> Today I had a student in my college algebra class ask me why > "Quadratic Equations" are so named. If we have a polynomial of > degree 3 set equal to zero, we call it a cubic equation and that > makes sense to these students. However, this particular student is > curious because she sees "Q-U-A-D" in quadratic and thinks of four, > yet the polynomial in such an equation is only of degree 2. I've > never encountered this question before and I was at a loss for an > explanation. Does anyone know the origin of the term "quadratic > equation"? I would be very grateful to receive an answer. > > > Thank you in advance. > > Jeff Darrow > Idaho State University > > The answer is just that "quadratic" means "square", and that both these words are derived from the number (4) of sides to a square, rather from its dimension (2).

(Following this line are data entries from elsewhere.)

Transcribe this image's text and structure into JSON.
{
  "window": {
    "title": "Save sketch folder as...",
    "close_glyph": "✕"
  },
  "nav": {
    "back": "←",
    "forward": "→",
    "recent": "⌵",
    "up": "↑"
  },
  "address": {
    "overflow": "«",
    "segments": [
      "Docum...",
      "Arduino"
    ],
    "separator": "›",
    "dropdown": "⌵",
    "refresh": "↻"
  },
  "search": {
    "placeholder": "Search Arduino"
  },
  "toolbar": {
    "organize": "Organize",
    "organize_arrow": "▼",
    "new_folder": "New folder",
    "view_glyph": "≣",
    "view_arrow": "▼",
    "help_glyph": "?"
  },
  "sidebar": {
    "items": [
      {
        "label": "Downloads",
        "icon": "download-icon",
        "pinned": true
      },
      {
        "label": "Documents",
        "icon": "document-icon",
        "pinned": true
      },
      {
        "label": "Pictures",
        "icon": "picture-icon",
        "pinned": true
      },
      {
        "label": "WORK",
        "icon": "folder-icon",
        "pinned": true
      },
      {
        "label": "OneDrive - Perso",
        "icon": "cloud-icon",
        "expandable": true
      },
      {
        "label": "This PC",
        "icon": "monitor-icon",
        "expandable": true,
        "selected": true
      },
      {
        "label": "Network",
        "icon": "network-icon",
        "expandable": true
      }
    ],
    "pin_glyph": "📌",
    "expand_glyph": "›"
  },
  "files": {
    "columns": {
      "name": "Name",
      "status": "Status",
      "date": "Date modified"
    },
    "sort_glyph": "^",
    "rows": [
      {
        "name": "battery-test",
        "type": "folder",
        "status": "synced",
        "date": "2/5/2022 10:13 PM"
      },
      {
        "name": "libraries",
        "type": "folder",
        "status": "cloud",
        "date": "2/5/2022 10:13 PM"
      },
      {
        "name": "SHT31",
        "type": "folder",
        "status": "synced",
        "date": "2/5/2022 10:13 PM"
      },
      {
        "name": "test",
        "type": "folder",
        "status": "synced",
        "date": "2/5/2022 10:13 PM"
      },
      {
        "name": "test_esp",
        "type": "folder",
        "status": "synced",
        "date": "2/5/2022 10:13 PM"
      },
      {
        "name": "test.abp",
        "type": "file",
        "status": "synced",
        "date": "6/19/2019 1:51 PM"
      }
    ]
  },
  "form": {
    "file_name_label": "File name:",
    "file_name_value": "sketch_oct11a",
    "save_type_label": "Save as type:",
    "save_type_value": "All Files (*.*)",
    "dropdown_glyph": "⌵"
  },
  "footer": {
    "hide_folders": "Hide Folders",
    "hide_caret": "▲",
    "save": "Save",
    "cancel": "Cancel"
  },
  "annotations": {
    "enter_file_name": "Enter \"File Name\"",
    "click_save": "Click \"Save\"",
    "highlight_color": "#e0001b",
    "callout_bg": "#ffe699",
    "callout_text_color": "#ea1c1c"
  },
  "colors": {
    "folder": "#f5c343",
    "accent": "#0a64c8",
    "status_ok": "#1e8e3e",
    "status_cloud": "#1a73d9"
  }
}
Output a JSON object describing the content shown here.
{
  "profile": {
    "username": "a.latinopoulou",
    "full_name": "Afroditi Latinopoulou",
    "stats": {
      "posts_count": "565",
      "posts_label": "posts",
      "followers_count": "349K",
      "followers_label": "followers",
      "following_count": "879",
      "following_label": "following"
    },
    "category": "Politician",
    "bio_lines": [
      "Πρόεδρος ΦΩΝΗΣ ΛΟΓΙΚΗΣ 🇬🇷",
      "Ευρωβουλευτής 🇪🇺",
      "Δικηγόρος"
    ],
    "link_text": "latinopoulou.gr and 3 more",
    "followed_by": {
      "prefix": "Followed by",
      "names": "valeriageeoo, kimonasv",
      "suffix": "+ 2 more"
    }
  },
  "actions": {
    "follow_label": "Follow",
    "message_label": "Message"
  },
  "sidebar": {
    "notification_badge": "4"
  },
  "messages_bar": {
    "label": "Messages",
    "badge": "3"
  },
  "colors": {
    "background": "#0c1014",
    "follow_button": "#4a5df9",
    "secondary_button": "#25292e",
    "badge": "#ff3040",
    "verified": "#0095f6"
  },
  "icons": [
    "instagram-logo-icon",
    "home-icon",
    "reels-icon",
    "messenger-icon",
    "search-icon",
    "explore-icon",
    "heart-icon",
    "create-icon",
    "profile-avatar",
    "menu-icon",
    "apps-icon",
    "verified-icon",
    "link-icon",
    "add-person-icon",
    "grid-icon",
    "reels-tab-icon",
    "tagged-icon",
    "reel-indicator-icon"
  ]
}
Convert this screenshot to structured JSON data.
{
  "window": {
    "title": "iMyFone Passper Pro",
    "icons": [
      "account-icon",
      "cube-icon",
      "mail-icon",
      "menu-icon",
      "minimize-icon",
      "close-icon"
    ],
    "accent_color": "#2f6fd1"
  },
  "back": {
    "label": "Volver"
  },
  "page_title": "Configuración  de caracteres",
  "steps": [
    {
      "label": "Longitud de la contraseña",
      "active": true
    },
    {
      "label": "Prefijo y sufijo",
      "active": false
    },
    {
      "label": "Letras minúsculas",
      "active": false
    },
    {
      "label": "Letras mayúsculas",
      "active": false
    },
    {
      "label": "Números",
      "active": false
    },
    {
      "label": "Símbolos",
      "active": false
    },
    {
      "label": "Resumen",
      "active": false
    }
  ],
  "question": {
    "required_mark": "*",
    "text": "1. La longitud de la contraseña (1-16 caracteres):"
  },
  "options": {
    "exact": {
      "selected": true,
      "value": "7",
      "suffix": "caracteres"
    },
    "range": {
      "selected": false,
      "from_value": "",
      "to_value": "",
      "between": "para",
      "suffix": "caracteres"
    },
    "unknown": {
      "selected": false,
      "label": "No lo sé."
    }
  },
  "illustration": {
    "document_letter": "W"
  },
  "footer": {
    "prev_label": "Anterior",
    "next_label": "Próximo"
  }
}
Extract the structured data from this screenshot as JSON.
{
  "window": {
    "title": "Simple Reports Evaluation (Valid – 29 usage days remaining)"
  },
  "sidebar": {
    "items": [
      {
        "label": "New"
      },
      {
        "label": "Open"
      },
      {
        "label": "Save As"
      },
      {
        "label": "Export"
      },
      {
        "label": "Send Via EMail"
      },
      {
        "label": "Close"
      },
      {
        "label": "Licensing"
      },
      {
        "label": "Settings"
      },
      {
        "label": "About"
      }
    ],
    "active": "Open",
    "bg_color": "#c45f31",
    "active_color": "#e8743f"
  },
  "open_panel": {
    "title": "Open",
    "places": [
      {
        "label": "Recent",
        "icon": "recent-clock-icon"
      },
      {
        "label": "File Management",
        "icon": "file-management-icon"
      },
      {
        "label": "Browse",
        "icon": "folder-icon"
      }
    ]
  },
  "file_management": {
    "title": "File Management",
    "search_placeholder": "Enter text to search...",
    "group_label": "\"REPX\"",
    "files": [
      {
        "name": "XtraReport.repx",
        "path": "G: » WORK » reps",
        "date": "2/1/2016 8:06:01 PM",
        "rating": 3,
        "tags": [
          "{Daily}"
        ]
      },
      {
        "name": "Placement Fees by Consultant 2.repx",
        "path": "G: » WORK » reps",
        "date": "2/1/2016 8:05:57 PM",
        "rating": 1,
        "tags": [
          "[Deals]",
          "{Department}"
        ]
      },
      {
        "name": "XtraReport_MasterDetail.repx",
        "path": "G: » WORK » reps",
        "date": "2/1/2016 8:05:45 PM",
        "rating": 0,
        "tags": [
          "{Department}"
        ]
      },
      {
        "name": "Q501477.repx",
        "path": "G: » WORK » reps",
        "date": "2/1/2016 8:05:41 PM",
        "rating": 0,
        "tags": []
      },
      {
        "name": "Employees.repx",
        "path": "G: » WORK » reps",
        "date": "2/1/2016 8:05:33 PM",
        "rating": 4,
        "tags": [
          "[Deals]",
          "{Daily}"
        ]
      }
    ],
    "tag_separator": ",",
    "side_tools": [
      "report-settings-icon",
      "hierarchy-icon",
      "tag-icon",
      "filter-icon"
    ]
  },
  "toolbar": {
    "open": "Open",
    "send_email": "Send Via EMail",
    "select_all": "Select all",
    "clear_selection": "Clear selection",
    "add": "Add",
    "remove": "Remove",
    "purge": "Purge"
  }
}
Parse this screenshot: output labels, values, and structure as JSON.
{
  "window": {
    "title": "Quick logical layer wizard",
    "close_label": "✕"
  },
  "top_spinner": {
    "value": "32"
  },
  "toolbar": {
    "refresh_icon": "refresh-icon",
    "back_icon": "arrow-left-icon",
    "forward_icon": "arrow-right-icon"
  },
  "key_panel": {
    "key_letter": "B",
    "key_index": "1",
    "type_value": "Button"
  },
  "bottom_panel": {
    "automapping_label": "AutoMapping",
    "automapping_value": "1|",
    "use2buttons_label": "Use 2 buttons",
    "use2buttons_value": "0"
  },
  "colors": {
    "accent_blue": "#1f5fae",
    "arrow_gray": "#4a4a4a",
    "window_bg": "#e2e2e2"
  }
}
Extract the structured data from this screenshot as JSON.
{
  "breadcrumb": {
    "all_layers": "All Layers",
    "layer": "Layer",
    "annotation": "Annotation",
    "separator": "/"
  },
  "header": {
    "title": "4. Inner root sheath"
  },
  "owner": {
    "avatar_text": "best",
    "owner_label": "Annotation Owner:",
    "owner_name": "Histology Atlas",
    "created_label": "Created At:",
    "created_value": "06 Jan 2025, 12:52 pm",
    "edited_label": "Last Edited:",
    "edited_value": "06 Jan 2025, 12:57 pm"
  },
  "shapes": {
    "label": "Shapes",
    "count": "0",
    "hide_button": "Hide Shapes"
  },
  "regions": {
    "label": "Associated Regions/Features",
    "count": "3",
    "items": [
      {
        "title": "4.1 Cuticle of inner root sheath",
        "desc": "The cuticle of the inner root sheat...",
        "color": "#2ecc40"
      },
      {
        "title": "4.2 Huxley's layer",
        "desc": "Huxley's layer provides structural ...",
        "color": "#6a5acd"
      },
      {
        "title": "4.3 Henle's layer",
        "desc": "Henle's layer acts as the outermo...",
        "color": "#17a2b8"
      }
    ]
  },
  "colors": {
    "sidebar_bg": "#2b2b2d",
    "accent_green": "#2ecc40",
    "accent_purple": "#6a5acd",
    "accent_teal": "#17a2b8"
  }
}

By the way, my forthcoming "Book of Numbers", written jointly with Richard Guy, contains a long discussion of many words that are related in some way to numbers, and includes the history of "square", "quadratic", and "biquadratic" (which was an old name for what is now called "quartic").